Workers compensation is a liability insurance that provides compensation to employees who are hurt on the job. It’s important that medical help is sought the moment an injury occurs, and the incident is well-documented for insurance purposes. In case of work-related injuries, workers compensation steps in to pay for certain medical and lost income fees.
What are the Types of Workers Compensation Benefits?
- Temporary income: Temporary income benefits provide monetary compensation based on an employee’s income until 104 weeks have passed or until you return to work.
- Impairment income: If a work injury causes permanent impairment, impairment income benefits help pay for lost income while you’re unable to work. This amount depends on your rate of impairment. In Texas, workers compensation covers 3 weeks for each impairment percentage. (Example: Your impairment rating is 20% so you receive impairment income benefits for 60 weeks.)
- Supplemental income: Supplemental income benefits kick in for as long as 401 weeks after you’ve reached the maximum for impairment income benefits. There are certain eligibility requirements to receiving supplemental income.
- Lifetime income: For extreme cases, workers compensation may provide income benefits for the rest of an employee’s life. Cases that qualify for lifetime income include losing sight in both eyes, losing both feet at or above the ankle, losing both hands at or above the wrist, third degree burns covering over 40% of the body and more.
- Medical: Medical benefits cover basic first aid and medical necessities to treat the injury.
- Death: Workers compensation offers death benefits to families of employees who died on the job. This may include funeral expenses.
Do You Get Full Pay on Workers Compensation?
The amount of compensation an employee receives depends on different factors, including location.

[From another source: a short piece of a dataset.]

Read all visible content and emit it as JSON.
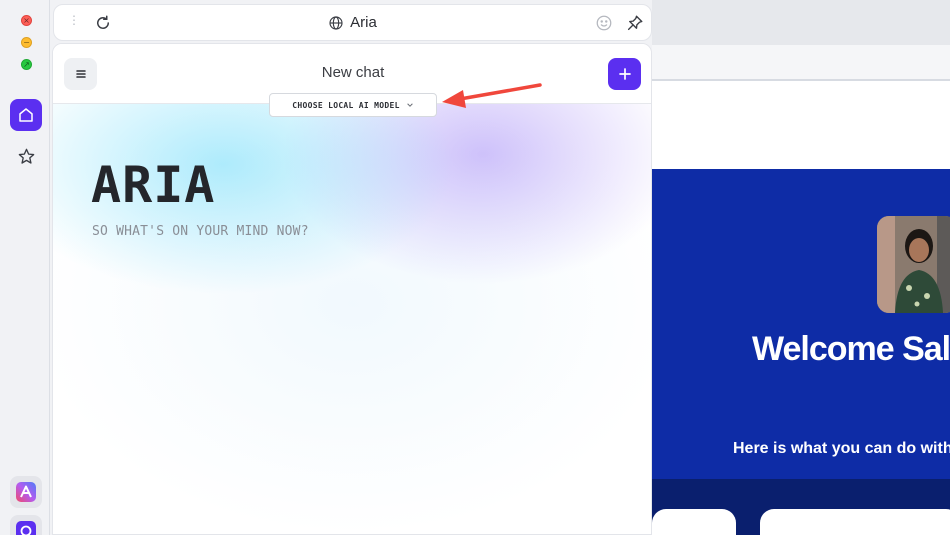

Certain states have different statutes as to how much workers compensation will cover. For temporary income benefits in Texas, you will receive 70% of the difference between your average weekly income and the income you’re able to make after the injury. For example, if you worked 40 hours a week at $16 an hour ($640) and can no longer work, you may receive around $448.
Contact your state to discover how much workers compensation you will receive and discuss the type of workers compensation you are eligible for.
How Do You Qualify for Workers Compensation?
If you are an employee whose employer carries workers compensation, you should make sure to file a work injury claim soon after the injury. Certain states set deadlines for how long an employee can wait before filing for workers compensation. In Texas, you generally need to file within a year after the accident.
Injuries that are usually covered beneath workers compensation include:
- Strain or stress from repetitive movements
- Diseases or illnesses contracted due to work conditions
- Further injury to a pre-existing condition
- Loss of hearing or sight
Conditions that qualify include carpal tunnel from repetitive movement, asbestosis, tendonitis and more.
Exceptions to Workers Compensation
Independent contractors don’t always count as employees, meaning you won’t necessarily qualify for workers compensation. If you’re injured while out to lunch or after work with coworkers, those injuries likely won’t be considered work-related.
Workplaces should have safe, open environments for employees to thrive. But accidents are bound to happen, especially in industries that require physical labor and the use of dangerous tools and equipment. Employers should take preventative measures by maintaining a safe office environment.